● **DESCRIPTION OF THE TASK**
All lines holding the word "Settings" should be located in the records and copied.

=== Begin Enclosure ===

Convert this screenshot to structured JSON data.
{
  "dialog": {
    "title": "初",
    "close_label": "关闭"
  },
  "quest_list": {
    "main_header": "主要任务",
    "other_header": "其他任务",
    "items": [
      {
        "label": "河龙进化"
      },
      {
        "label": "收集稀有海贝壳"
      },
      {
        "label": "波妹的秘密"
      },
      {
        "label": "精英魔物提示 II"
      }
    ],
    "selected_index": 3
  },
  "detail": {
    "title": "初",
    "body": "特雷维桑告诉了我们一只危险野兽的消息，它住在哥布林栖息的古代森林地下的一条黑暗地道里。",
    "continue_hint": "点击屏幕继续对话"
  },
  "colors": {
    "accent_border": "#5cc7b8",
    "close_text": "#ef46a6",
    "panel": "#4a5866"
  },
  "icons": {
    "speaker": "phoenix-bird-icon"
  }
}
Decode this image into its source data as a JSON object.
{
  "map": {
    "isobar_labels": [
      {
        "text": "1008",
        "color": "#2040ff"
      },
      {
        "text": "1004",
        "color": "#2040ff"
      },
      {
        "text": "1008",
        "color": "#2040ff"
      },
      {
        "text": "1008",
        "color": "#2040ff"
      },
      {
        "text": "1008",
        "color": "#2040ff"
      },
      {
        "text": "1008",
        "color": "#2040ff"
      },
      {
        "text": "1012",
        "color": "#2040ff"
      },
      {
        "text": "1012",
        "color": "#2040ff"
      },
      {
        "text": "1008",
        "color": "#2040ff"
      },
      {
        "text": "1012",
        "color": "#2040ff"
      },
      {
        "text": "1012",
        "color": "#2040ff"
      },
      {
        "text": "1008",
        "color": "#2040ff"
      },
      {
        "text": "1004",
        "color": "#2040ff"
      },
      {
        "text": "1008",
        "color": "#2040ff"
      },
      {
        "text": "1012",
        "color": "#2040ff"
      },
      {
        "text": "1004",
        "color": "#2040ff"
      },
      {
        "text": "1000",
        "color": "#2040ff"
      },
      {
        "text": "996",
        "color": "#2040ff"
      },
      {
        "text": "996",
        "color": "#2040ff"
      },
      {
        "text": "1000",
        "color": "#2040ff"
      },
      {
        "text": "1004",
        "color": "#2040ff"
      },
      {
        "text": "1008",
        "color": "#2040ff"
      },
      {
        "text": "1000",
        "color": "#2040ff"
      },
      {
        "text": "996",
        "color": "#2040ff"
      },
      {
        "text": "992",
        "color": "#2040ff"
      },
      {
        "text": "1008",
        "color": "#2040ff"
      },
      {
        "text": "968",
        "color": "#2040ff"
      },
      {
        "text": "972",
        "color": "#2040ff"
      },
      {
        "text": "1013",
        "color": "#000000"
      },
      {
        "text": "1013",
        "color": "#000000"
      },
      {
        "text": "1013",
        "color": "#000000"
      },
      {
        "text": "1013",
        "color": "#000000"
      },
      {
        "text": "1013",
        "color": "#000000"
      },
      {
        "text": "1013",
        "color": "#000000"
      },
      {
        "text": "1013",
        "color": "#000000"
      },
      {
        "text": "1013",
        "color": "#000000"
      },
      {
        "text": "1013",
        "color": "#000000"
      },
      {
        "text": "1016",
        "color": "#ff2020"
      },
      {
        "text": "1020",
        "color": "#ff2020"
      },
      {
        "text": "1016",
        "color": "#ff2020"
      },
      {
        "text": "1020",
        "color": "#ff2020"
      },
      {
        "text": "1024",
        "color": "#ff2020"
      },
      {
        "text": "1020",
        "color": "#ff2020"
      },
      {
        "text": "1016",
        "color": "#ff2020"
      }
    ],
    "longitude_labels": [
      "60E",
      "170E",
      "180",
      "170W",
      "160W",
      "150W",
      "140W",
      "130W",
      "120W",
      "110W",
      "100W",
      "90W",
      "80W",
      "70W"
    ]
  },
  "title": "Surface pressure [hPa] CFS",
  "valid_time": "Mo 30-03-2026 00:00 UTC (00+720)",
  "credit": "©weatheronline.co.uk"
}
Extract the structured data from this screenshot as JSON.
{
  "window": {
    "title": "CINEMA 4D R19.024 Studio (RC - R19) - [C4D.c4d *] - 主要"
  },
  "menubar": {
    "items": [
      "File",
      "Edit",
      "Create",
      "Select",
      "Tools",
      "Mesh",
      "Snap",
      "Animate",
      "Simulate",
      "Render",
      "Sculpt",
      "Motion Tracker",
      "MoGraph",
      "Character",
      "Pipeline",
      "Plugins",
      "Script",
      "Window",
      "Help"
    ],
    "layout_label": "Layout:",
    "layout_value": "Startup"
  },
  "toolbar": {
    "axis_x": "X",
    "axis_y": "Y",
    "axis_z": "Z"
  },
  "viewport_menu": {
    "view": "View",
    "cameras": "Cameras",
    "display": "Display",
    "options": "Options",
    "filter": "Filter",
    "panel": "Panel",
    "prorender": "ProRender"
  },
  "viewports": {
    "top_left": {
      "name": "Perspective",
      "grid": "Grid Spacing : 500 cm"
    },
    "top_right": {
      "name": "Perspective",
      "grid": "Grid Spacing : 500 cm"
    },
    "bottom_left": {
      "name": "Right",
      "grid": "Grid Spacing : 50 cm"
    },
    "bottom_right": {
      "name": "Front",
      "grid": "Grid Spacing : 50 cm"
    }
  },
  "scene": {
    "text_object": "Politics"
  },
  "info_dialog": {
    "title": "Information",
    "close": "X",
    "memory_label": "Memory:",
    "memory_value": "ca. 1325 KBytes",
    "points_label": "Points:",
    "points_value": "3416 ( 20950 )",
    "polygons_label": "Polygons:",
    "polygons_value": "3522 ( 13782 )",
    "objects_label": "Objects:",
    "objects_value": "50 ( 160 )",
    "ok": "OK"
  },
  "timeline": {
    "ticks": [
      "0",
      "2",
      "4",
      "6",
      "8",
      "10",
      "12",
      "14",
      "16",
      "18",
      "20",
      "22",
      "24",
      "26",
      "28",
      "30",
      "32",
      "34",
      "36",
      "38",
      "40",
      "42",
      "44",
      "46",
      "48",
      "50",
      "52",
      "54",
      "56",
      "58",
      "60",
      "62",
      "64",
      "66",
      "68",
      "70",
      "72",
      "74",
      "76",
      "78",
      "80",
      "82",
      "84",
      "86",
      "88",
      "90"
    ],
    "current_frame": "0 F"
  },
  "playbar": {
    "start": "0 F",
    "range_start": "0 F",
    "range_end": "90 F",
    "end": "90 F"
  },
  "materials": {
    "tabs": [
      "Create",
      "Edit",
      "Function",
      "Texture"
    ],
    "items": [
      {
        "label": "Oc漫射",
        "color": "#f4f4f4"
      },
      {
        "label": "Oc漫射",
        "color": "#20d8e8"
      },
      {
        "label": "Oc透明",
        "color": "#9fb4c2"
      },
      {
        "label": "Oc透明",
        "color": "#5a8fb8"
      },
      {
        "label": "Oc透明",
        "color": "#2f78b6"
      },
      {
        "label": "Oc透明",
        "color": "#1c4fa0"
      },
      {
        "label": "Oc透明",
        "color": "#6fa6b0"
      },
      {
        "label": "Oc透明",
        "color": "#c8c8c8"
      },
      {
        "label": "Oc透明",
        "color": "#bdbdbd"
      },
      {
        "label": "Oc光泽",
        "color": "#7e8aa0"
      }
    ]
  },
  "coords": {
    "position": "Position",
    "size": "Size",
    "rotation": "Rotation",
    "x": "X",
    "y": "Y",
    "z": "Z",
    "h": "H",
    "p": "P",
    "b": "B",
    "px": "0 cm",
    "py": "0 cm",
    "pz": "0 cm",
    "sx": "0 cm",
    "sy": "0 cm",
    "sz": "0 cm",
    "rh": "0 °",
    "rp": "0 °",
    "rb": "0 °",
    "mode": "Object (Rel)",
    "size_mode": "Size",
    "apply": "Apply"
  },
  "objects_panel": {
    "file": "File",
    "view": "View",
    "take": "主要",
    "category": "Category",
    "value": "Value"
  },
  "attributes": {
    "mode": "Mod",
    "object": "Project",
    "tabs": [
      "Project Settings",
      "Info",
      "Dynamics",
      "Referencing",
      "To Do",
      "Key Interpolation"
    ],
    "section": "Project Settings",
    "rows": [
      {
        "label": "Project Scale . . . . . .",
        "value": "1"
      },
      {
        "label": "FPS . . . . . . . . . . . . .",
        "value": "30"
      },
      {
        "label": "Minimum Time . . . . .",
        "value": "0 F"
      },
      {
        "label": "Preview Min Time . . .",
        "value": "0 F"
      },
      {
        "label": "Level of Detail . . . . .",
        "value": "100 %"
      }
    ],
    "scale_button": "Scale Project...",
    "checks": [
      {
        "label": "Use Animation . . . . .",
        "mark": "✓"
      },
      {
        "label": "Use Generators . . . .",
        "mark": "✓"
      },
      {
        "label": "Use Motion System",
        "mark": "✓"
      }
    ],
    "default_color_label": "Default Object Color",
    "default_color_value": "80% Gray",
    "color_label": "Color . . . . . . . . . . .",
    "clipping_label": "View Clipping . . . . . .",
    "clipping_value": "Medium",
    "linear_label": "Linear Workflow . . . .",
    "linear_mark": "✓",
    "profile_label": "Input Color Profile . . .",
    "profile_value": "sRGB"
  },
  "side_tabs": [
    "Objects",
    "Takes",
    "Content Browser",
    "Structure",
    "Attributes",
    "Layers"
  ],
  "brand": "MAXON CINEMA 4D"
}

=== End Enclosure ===

● **ANSWER TO THE PROBLEM**
      "Project Settings",
    "section": "Project Settings",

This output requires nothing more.